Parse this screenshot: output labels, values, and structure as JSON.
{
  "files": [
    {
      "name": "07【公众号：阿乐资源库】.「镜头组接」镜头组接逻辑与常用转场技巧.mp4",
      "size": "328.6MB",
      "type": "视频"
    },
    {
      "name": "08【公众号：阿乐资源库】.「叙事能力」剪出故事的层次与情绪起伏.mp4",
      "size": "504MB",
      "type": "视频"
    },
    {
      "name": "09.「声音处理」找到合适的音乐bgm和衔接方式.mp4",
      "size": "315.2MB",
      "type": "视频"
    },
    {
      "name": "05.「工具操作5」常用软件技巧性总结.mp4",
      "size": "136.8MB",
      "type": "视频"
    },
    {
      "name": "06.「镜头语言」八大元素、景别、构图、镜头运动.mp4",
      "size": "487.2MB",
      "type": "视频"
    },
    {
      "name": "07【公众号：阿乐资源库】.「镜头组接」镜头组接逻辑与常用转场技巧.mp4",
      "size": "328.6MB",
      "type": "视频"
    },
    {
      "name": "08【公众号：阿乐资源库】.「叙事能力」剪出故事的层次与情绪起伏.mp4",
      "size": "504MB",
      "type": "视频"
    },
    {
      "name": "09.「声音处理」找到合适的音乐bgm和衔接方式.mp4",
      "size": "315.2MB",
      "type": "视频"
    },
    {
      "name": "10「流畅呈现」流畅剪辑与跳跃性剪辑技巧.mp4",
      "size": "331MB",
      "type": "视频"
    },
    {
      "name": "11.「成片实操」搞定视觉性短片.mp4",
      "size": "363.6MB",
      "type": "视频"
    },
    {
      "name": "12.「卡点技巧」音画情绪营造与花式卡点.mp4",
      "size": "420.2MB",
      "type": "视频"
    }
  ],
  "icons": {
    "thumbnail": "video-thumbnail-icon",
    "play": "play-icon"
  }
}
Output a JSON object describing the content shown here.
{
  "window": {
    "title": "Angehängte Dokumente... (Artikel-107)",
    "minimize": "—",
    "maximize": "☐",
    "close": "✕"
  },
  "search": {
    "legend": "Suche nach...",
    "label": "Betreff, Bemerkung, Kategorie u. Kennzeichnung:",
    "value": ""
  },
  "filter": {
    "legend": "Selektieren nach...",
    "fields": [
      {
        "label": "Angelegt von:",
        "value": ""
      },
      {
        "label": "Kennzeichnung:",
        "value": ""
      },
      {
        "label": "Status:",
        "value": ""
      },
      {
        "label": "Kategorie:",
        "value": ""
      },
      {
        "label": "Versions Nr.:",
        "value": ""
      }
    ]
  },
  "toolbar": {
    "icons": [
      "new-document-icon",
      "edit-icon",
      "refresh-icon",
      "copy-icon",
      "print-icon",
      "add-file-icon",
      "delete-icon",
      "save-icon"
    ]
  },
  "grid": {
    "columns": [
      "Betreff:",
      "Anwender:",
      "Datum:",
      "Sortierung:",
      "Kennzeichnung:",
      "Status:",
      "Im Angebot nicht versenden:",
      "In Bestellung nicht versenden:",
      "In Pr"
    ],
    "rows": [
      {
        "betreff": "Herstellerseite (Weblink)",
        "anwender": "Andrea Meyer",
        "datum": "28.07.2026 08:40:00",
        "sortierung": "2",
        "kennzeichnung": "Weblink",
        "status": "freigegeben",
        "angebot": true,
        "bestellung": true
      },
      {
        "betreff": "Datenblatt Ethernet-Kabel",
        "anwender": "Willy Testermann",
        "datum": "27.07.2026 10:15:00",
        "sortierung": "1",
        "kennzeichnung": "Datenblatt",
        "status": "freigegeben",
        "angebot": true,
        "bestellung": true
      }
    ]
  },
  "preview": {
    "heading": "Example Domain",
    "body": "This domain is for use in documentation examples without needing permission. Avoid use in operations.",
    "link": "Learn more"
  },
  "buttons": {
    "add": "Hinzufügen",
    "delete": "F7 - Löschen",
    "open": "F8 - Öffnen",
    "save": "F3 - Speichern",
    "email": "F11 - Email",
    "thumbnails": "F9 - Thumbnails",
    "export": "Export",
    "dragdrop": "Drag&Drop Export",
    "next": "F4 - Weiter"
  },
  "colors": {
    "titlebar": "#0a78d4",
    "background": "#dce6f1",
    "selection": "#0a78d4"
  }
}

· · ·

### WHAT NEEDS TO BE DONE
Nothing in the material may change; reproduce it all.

### OUTPUT OF THE EXERCISE
Parse this screenshot: output labels, values, and structure as JSON.
{
  "files": [
    {
      "name": "07【公众号：阿乐资源库】.「镜头组接」镜头组接逻辑与常用转场技巧.mp4",
      "size": "328.6MB",
      "type": "视频"
    },
    {
      "name": "08【公众号：阿乐资源库】.「叙事能力」剪出故事的层次与情绪起伏.mp4",
      "size": "504MB",
      "type": "视频"
    },
    {
      "name": "09.「声音处理」找到合适的音乐bgm和衔接方式.mp4",
      "size": "315.2MB",
      "type": "视频"
    },
    {
      "name": "05.「工具操作5」常用软件技巧性总结.mp4",
      "size": "136.8MB",
      "type": "视频"
    },
    {
      "name": "06.「镜头语言」八大元素、景别、构图、镜头运动.mp4",
      "size": "487.2MB",
      "type": "视频"
    },
    {
      "name": "07【公众号：阿乐资源库】.「镜头组接」镜头组接逻辑与常用转场技巧.mp4",
      "size": "328.6MB",
      "type": "视频"
    },
    {
      "name": "08【公众号：阿乐资源库】.「叙事能力」剪出故事的层次与情绪起伏.mp4",
      "size": "504MB",
      "type": "视频"
    },
    {
      "name": "09.「声音处理」找到合适的音乐bgm和衔接方式.mp4",
      "size": "315.2MB",
      "type": "视频"
    },
    {
      "name": "10「流畅呈现」流畅剪辑与跳跃性剪辑技巧.mp4",
      "size": "331MB",
      "type": "视频"
    },
    {
      "name": "11.「成片实操」搞定视觉性短片.mp4",
      "size": "363.6MB",
      "type": "视频"
    },
    {
      "name": "12.「卡点技巧」音画情绪营造与花式卡点.mp4",
      "size": "420.2MB",
      "type": "视频"
    }
  ],
  "icons": {
    "thumbnail": "video-thumbnail-icon",
    "play": "play-icon"
  }
}
Output a JSON object describing the content shown here.
{
  "window": {
    "title": "Angehängte Dokumente... (Artikel-107)",
    "minimize": "—",
    "maximize": "☐",
    "close": "✕"
  },
  "search": {
    "legend": "Suche nach...",
    "label": "Betreff, Bemerkung, Kategorie u. Kennzeichnung:",
    "value": ""
  },
  "filter": {
    "legend": "Selektieren nach...",
    "fields": [
      {
        "label": "Angelegt von:",
        "value": ""
      },
      {
        "label": "Kennzeichnung:",
        "value": ""
      },
      {
        "label": "Status:",
        "value": ""
      },
      {
        "label": "Kategorie:",
        "value": ""
      },
      {
        "label": "Versions Nr.:",
        "value": ""
      }
    ]
  },
  "toolbar": {
    "icons": [
      "new-document-icon",
      "edit-icon",
      "refresh-icon",
      "copy-icon",
      "print-icon",
      "add-file-icon",
      "delete-icon",
      "save-icon"
    ]
  },
  "grid": {
    "columns": [
      "Betreff:",
      "Anwender:",
      "Datum:",
      "Sortierung:",
      "Kennzeichnung:",
      "Status:",
      "Im Angebot nicht versenden:",
      "In Bestellung nicht versenden:",
      "In Pr"
    ],
    "rows": [
      {
        "betreff": "Herstellerseite (Weblink)",
        "anwender": "Andrea Meyer",
        "datum": "28.07.2026 08:40:00",
        "sortierung": "2",
        "kennzeichnung": "Weblink",
        "status": "freigegeben",
        "angebot": true,
        "bestellung": true
      },
      {
        "betreff": "Datenblatt Ethernet-Kabel",
        "anwender": "Willy Testermann",
        "datum": "27.07.2026 10:15:00",
        "sortierung": "1",
        "kennzeichnung": "Datenblatt",
        "status": "freigegeben",
        "angebot": true,
        "bestellung": true
      }
    ]
  },
  "preview": {
    "heading": "Example Domain",
    "body": "This domain is for use in documentation examples without needing permission. Avoid use in operations.",
    "link": "Learn more"
  },
  "buttons": {
    "add": "Hinzufügen",
    "delete": "F7 - Löschen",
    "open": "F8 - Öffnen",
    "save": "F3 - Speichern",
    "email": "F11 - Email",
    "thumbnails": "F9 - Thumbnails",
    "export": "Export",
    "dragdrop": "Drag&Drop Export",
    "next": "F4 - Weiter"
  },
  "colors": {
    "titlebar": "#0a78d4",
    "background": "#dce6f1",
    "selection": "#0a78d4"
  }
}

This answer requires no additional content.